  • Intercultural communication: when moving to another country, you will find that communication works in a different way from what you’re used to. People may be more direct, or more ‘polite’. This may lead to challenging situations, but these situations help you adapt to a new culture and learn to communicate in a culture-sensitive way. This is an important skill to have, especially when you want to work in an international environment.
  • Adaptability: Living in a new country, you will have to adapt to this country’s ways. You’ll eat new foods and have to deal with different weather: your reactions to these are just two examples of how you can deal with changes to your environment. Knowing how to adapt will also prove very valuable when you start a new job.
  • Problem-solving: Life is full of challenges, so practise how to manage change when you’re in a familiar setting. This will make easier to tackle change at a time when you feel less comfortable. Outside your comfort zone you will also learn how to be resourceful and creative as you come up with solutions.
  • Self-reliance: the journey of studying abroad will mostly a solo one. You are going to another country on your own, and will have to find your own way. This means it is up to you to create a new comfort zone for yourself. Be ready for this, and get used to relying on yourself, your skills and your decisions. Self-reliance brings more self-confidence and a greater feeling of independence too.
  • Initiative: for most people, things do not simply fall into their laps. You have to work for them, be outgoing and proactive. Without your usual network around you, taking initiative is absolutely essential to make new friends, achieve your goals and adapt to a new country. And by the way, a clear sense of initiative is probably the main thing that employers are looking for.

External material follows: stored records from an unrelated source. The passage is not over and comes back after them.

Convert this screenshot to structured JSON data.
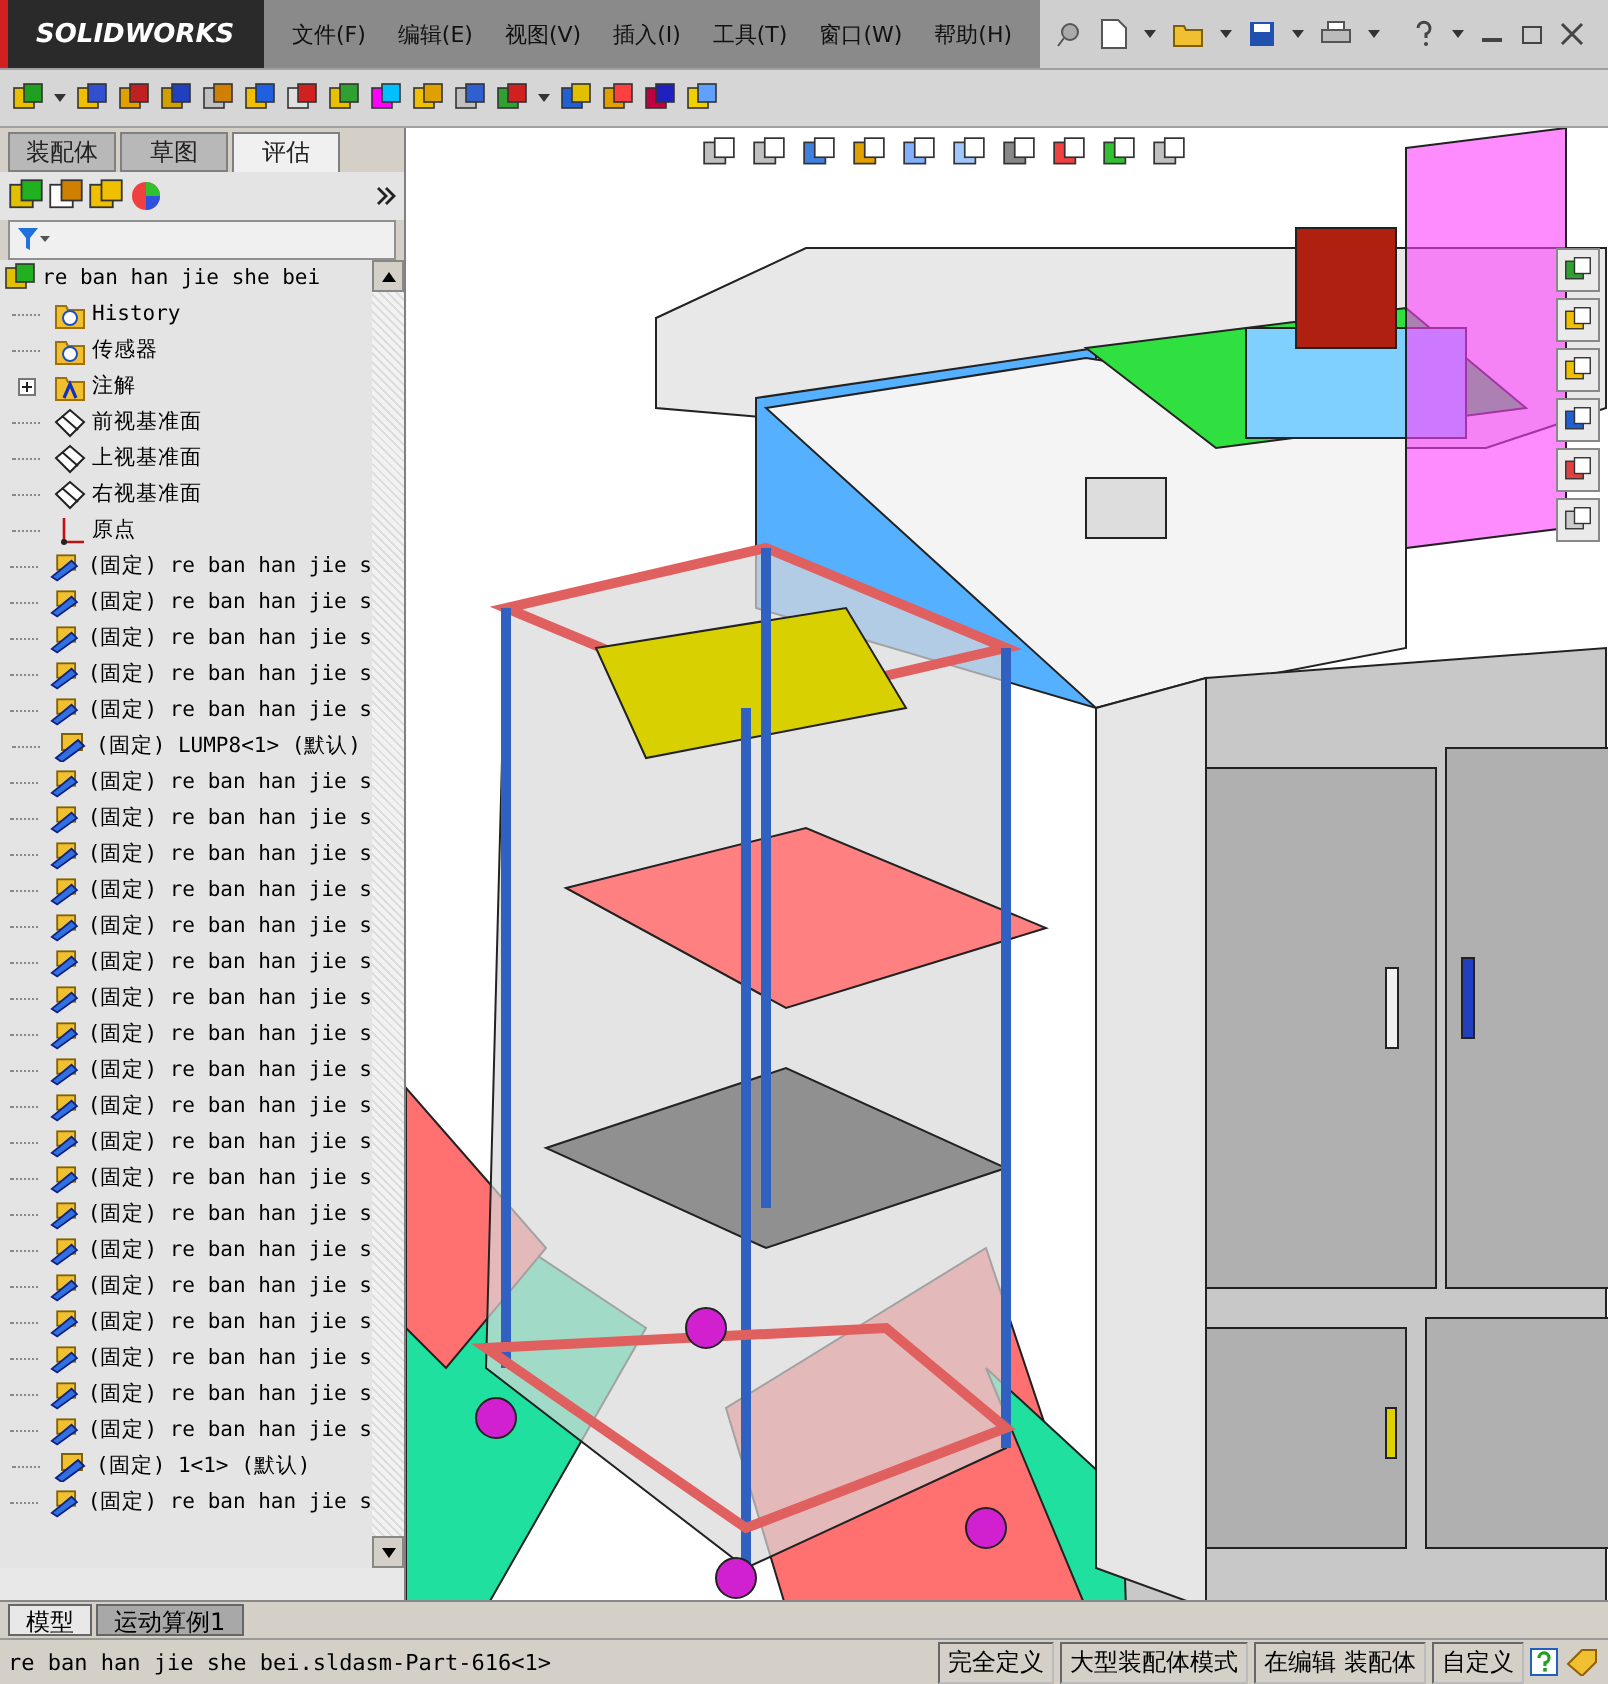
{
  "app": {
    "logo": "SOLIDWORKS"
  },
  "menu": [
    "文件(F)",
    "编辑(E)",
    "视图(V)",
    "插入(I)",
    "工具(T)",
    "窗口(W)",
    "帮助(H)"
  ],
  "panel_tabs": [
    {
      "label": "装配体",
      "selected": false
    },
    {
      "label": "草图",
      "selected": false
    },
    {
      "label": "评估",
      "selected": true
    }
  ],
  "tree": {
    "root": "re ban han jie she bei",
    "items": [
      {
        "kind": "folder",
        "label": "History",
        "expandable": false
      },
      {
        "kind": "folder",
        "label": "传感器",
        "expandable": false
      },
      {
        "kind": "note",
        "label": "注解",
        "expandable": true
      },
      {
        "kind": "plane",
        "label": "前视基准面",
        "expandable": false
      },
      {
        "kind": "plane",
        "label": "上视基准面",
        "expandable": false
      },
      {
        "kind": "plane",
        "label": "右视基准面",
        "expandable": false
      },
      {
        "kind": "origin",
        "label": "原点",
        "expandable": false
      },
      {
        "kind": "part",
        "label": "(固定) re ban han jie s",
        "expandable": false
      },
      {
        "kind": "part",
        "label": "(固定) re ban han jie s",
        "expandable": false
      },
      {
        "kind": "part",
        "label": "(固定) re ban han jie s",
        "expandable": false
      },
      {
        "kind": "part",
        "label": "(固定) re ban han jie s",
        "expandable": false
      },
      {
        "kind": "part",
        "label": "(固定) re ban han jie s",
        "expandable": false
      },
      {
        "kind": "part",
        "label": "(固定) LUMP8<1> (默认)",
        "expandable": false
      },
      {
        "kind": "part",
        "label": "(固定) re ban han jie s",
        "expandable": false
      },
      {
        "kind": "part",
        "label": "(固定) re ban han jie s",
        "expandable": false
      },
      {
        "kind": "part",
        "label": "(固定) re ban han jie s",
        "expandable": false
      },
      {
        "kind": "part",
        "label": "(固定) re ban han jie s",
        "expandable": false
      },
      {
        "kind": "part",
        "label": "(固定) re ban han jie s",
        "expandable": false
      },
      {
        "kind": "part",
        "label": "(固定) re ban han jie s",
        "expandable": false
      },
      {
        "kind": "part",
        "label": "(固定) re ban han jie s",
        "expandable": false
      },
      {
        "kind": "part",
        "label": "(固定) re ban han jie s",
        "expandable": false
      },
      {
        "kind": "part",
        "label": "(固定) re ban han jie s",
        "expandable": false
      },
      {
        "kind": "part",
        "label": "(固定) re ban han jie s",
        "expandable": false
      },
      {
        "kind": "part",
        "label": "(固定) re ban han jie s",
        "expandable": false
      },
      {
        "kind": "part",
        "label": "(固定) re ban han jie s",
        "expandable": false
      },
      {
        "kind": "part",
        "label": "(固定) re ban han jie s",
        "expandable": false
      },
      {
        "kind": "part",
        "label": "(固定) re ban han jie s",
        "expandable": false
      },
      {
        "kind": "part",
        "label": "(固定) re ban han jie s",
        "expandable": false
      },
      {
        "kind": "part",
        "label": "(固定) re ban han jie s",
        "expandable": false
      },
      {
        "kind": "part",
        "label": "(固定) re ban han jie s",
        "expandable": false
      },
      {
        "kind": "part",
        "label": "(固定) re ban han jie s",
        "expandable": false
      },
      {
        "kind": "part",
        "label": "(固定) re ban han jie s",
        "expandable": false
      },
      {
        "kind": "part",
        "label": "(固定) 1<1> (默认)",
        "expandable": false
      },
      {
        "kind": "part",
        "label": "(固定) re ban han jie s",
        "expandable": false
      }
    ]
  },
  "bottom_tabs": [
    {
      "label": "模型",
      "selected": true
    },
    {
      "label": "运动算例1",
      "selected": false
    }
  ],
  "status_bar": [
    "re ban han jie she bei.sldasm-Part-616<1>",
    "完全定义",
    "大型装配体模式",
    "在编辑 装配体",
    "自定义"
  ]
}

And it is not only these five skills. To cut a long story short: studying abroad will change your life and yourself. And it may well give you a head start over the other people applying for that job.

Finding a job in Europe

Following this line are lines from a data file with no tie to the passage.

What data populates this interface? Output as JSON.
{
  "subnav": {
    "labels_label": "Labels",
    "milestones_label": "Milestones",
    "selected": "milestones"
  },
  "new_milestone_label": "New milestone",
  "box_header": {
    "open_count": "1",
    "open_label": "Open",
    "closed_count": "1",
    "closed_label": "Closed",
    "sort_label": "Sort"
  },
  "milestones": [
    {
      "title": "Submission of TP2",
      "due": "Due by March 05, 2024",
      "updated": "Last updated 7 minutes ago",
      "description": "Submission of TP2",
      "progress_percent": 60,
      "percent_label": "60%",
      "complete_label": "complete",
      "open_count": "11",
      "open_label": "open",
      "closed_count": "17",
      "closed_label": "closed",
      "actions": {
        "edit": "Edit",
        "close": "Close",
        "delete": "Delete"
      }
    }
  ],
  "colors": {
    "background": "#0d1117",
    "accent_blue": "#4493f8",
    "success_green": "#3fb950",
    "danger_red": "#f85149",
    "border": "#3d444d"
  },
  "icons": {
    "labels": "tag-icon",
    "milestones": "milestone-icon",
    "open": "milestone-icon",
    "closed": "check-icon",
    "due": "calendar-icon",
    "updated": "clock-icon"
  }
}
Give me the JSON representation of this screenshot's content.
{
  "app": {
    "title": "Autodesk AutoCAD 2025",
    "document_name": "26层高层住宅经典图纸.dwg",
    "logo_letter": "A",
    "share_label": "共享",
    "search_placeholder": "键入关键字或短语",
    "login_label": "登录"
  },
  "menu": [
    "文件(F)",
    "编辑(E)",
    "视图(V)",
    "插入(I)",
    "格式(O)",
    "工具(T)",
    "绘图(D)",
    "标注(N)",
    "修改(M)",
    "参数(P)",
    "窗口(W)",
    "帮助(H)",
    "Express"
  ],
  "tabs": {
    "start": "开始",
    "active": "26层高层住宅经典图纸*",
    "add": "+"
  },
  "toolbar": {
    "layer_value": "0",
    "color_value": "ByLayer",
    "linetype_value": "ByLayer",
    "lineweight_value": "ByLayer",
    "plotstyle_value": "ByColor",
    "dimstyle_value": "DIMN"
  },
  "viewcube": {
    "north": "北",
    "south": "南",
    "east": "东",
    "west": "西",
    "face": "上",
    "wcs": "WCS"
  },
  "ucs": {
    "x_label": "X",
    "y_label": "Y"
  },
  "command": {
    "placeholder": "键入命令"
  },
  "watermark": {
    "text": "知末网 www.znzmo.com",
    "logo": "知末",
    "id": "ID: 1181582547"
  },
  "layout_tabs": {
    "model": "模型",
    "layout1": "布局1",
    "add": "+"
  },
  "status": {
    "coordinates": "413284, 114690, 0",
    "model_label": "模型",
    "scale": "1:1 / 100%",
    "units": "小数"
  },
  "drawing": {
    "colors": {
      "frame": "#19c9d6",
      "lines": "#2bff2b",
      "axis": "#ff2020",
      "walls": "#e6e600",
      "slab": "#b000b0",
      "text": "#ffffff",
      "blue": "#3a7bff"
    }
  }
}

After graduating from university, with a bachelors or masters diploma in your pocket, you may have grown to love the city you are living in and want to stay in Europe. Be aware that there are rules and regulations that apply to working in a European country. EU citizens can work in other EU countries without needing a visa or a work permit, but if they want to work in other European countries, visa and work permits are required. For non-EU citizens, a work visa or work permit is always required. It makes sense to find out about this before you decide where to study.

two man speaking

Many European countries are looking to attract international talent to diversify their economies. Most countries offer a specific visa for these talents to come (or stay) and work in their country. For instance, Italy offers a Startup Visa, to retain non-EU innovators that want to establish a start-up in Italy. Estonia and Finland offer something similar. The Netherlands and Germany offer specific visa for non-EU job seekers, allowing them to look for a job for a limited period of time. France has a special talent visa called “passeport talent”. But wherever you want to stay, there is always a visa or permit suited for your situation. Applying may turn out to be complicated, as rules differ per country. But don’t let it stop you from following your dreams.

Network

Whether you decide to find a job back home or apply for a job in Europe: remember that your diploma and your soft skills are valuable assets. Another useful thing to have is a professional network. Your network can provide you with job vacancies and tips for employment. Especially if you decide to stay abroad, a network can provide you with insights about the local work culture. Don’t be afraid to ask (local) friends to review your CV and motivation letters. Or link up to your university’s alumni network to meet people in the field. Many of the soft skills you develop during your studies abroad are really useful for your job search. Take initiative, be confident and you’ll stand a strong chance of finding a job that you love.


Have you recently graduated and want to share your experiences finding a job? Email us at info@studyineuropefairs.eu.